* [INPUT DATA]:

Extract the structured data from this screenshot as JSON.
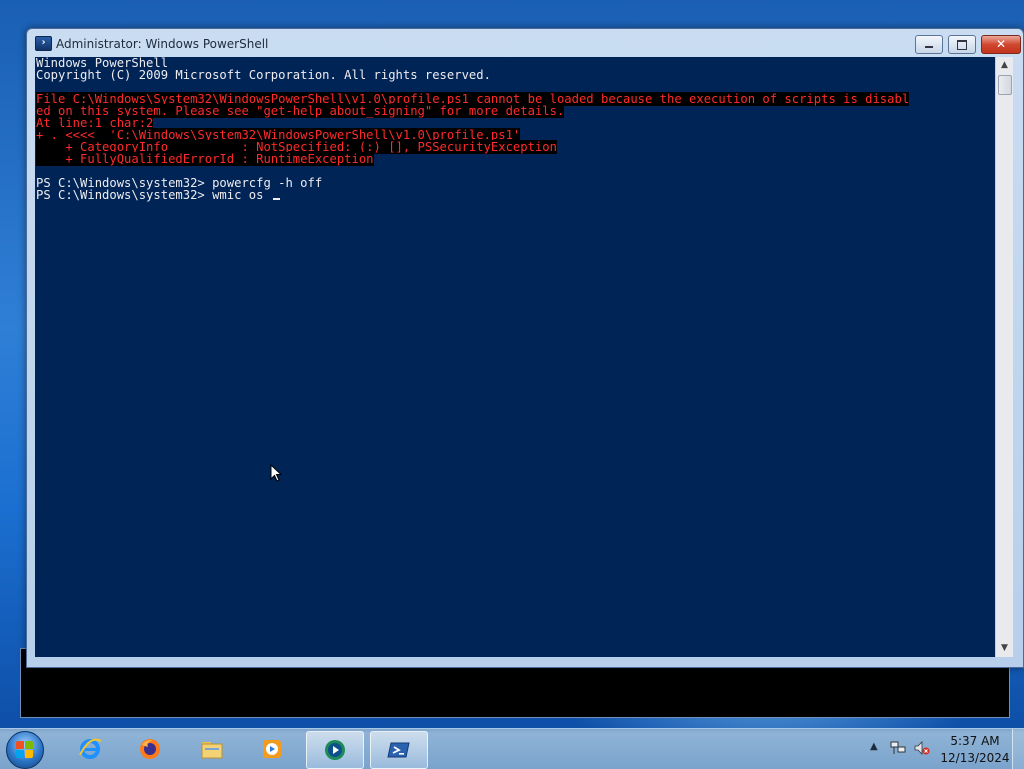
{
  "window": {
    "title": "Administrator: Windows PowerShell",
    "icon": "powershell-icon",
    "controls": {
      "minimize": "minimize-icon",
      "maximize": "maximize-icon",
      "close": "✕"
    }
  },
  "console": {
    "background": "#012456",
    "text_color": "#eeedf0",
    "error_color": "#ff2a2a",
    "lines": [
      {
        "text": "Windows PowerShell",
        "type": "normal"
      },
      {
        "text": "Copyright (C) 2009 Microsoft Corporation. All rights reserved.",
        "type": "normal"
      },
      {
        "text": "",
        "type": "normal"
      },
      {
        "text": "File C:\\Windows\\System32\\WindowsPowerShell\\v1.0\\profile.ps1 cannot be loaded because the execution of scripts is disabl",
        "type": "error"
      },
      {
        "text": "ed on this system. Please see \"get-help about_signing\" for more details.",
        "type": "error"
      },
      {
        "text": "At line:1 char:2",
        "type": "error"
      },
      {
        "text": "+ . <<<<  'C:\\Windows\\System32\\WindowsPowerShell\\v1.0\\profile.ps1'",
        "type": "error"
      },
      {
        "text": "    + CategoryInfo          : NotSpecified: (:) [], PSSecurityException",
        "type": "error"
      },
      {
        "text": "    + FullyQualifiedErrorId : RuntimeException",
        "type": "error"
      },
      {
        "text": "",
        "type": "normal"
      },
      {
        "text": "PS C:\\Windows\\system32> powercfg -h off",
        "type": "normal"
      },
      {
        "text": "PS C:\\Windows\\system32> wmic os ",
        "type": "prompt"
      }
    ]
  },
  "taskbar": {
    "start": "windows-start-icon",
    "items": [
      {
        "name": "internet-explorer",
        "icon": "ie-icon",
        "active": false
      },
      {
        "name": "firefox",
        "icon": "firefox-icon",
        "active": false
      },
      {
        "name": "file-explorer",
        "icon": "folder-icon",
        "active": false
      },
      {
        "name": "media-player",
        "icon": "media-player-icon",
        "active": false
      },
      {
        "name": "media-center",
        "icon": "media-center-icon",
        "active": true
      },
      {
        "name": "powershell",
        "icon": "powershell-icon",
        "active": true
      }
    ],
    "tray": {
      "time": "5:37 AM",
      "date": "12/13/2024",
      "icons": [
        "show-hidden-icons-arrow",
        "network-icon",
        "volume-muted-icon"
      ]
    }
  }
}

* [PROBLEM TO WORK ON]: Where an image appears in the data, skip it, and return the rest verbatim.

* [FINISHED TASK]:
Extract the structured data from this screenshot as JSON.
{
  "window": {
    "title": "Administrator: Windows PowerShell",
    "icon": "powershell-icon",
    "controls": {
      "minimize": "minimize-icon",
      "maximize": "maximize-icon",
      "close": "✕"
    }
  },
  "console": {
    "background": "#012456",
    "text_color": "#eeedf0",
    "error_color": "#ff2a2a",
    "lines": [
      {
        "text": "Windows PowerShell",
        "type": "normal"
      },
      {
        "text": "Copyright (C) 2009 Microsoft Corporation. All rights reserved.",
        "type": "normal"
      },
      {
        "text": "",
        "type": "normal"
      },
      {
        "text": "File C:\\Windows\\System32\\WindowsPowerShell\\v1.0\\profile.ps1 cannot be loaded because the execution of scripts is disabl",
        "type": "error"
      },
      {
        "text": "ed on this system. Please see \"get-help about_signing\" for more details.",
        "type": "error"
      },
      {
        "text": "At line:1 char:2",
        "type": "error"
      },
      {
        "text": "+ . <<<<  'C:\\Windows\\System32\\WindowsPowerShell\\v1.0\\profile.ps1'",
        "type": "error"
      },
      {
        "text": "    + CategoryInfo          : NotSpecified: (:) [], PSSecurityException",
        "type": "error"
      },
      {
        "text": "    + FullyQualifiedErrorId : RuntimeException",
        "type": "error"
      },
      {
        "text": "",
        "type": "normal"
      },
      {
        "text": "PS C:\\Windows\\system32> powercfg -h off",
        "type": "normal"
      },
      {
        "text": "PS C:\\Windows\\system32> wmic os ",
        "type": "prompt"
      }
    ]
  },
  "taskbar": {
    "start": "windows-start-icon",
    "items": [
      {
        "name": "internet-explorer",
        "icon": "ie-icon",
        "active": false
      },
      {
        "name": "firefox",
        "icon": "firefox-icon",
        "active": false
      },
      {
        "name": "file-explorer",
        "icon": "folder-icon",
        "active": false
      },
      {
        "name": "media-player",
        "icon": "media-player-icon",
        "active": false
      },
      {
        "name": "media-center",
        "icon": "media-center-icon",
        "active": true
      },
      {
        "name": "powershell",
        "icon": "powershell-icon",
        "active": true
      }
    ],
    "tray": {
      "time": "5:37 AM",
      "date": "12/13/2024",
      "icons": [
        "show-hidden-icons-arrow",
        "network-icon",
        "volume-muted-icon"
      ]
    }
  }
}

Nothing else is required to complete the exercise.